→ Exercise goal
Scan each line of the records for the word "name" and extract the ones that have it.

--- Provided records ---

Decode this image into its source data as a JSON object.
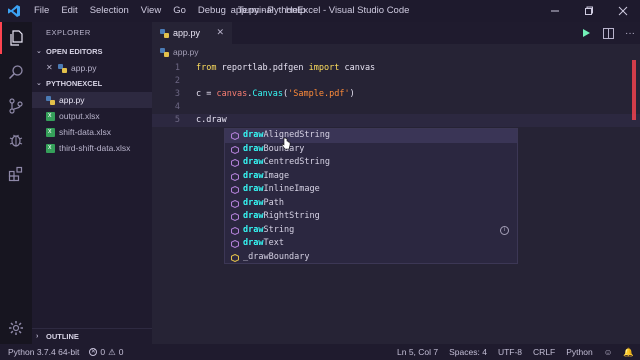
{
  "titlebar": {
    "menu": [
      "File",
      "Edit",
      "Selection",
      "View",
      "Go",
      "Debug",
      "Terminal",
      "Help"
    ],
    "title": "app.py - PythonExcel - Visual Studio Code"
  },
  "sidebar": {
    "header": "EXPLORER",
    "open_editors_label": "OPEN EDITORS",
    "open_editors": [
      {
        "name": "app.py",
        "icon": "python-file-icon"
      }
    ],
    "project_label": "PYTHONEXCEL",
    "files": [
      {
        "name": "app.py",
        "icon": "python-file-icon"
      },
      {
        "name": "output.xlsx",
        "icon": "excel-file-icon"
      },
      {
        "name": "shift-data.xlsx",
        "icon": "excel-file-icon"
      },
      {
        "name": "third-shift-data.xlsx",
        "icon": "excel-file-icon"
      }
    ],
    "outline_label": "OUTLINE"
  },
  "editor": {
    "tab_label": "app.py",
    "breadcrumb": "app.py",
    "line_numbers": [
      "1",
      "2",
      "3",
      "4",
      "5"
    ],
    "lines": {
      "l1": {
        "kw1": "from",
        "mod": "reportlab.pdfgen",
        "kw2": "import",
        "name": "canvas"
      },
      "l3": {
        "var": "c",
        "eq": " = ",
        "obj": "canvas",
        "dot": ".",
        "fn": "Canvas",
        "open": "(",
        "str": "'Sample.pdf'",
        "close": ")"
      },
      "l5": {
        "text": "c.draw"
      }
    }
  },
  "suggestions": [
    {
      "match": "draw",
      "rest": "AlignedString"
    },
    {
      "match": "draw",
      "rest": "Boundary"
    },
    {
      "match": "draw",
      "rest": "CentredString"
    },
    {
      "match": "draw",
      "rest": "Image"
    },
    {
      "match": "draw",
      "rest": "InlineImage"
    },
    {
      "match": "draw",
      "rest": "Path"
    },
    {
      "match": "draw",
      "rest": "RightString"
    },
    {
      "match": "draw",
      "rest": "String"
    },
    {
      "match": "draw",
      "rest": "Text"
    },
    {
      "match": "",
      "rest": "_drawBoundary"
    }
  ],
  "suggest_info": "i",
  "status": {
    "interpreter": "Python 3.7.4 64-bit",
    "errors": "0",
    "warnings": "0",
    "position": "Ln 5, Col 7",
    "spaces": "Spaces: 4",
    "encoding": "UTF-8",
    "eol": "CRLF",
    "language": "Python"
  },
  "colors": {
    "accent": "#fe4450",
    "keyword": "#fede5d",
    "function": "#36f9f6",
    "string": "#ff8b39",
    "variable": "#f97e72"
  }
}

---
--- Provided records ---

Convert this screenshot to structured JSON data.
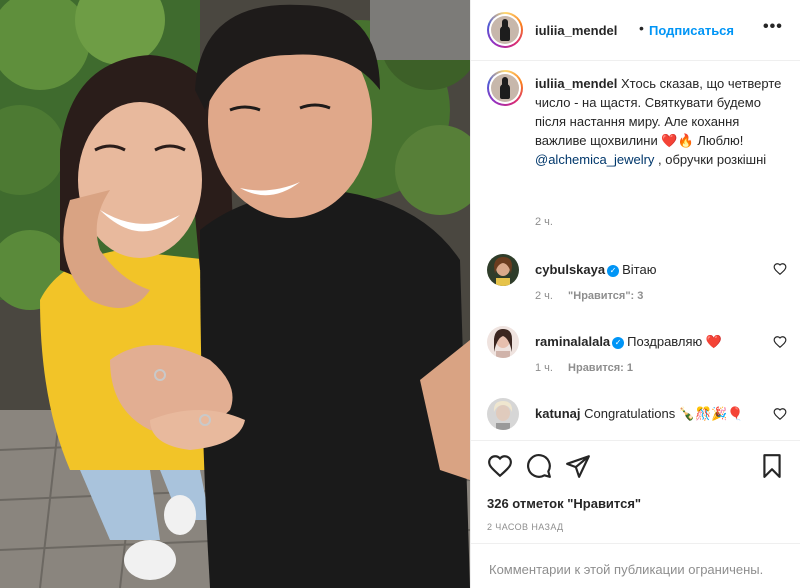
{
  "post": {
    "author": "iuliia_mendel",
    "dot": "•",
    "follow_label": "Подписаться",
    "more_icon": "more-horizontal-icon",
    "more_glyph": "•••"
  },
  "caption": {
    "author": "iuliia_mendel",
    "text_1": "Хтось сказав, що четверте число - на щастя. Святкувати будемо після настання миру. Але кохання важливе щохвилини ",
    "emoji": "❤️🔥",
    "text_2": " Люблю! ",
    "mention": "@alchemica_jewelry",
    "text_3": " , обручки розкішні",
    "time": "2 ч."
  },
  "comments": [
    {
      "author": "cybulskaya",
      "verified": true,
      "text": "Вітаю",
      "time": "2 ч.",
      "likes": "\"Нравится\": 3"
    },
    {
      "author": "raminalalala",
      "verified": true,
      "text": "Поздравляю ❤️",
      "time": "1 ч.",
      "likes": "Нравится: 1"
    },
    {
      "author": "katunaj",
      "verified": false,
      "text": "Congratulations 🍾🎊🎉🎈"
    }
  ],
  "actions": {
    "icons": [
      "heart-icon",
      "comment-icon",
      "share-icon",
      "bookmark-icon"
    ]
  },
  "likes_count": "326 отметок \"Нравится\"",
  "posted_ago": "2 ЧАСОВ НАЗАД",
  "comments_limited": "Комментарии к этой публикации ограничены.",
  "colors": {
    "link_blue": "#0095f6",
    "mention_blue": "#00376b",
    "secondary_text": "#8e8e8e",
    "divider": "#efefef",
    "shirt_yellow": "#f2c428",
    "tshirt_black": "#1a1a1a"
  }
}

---

→ Solution to this task
        "name": "app.py",
        "name": "app.py",
        "name": "output.xlsx",
        "name": "shift-data.xlsx",
        "name": "third-shift-data.xlsx",
        "name": "canvas"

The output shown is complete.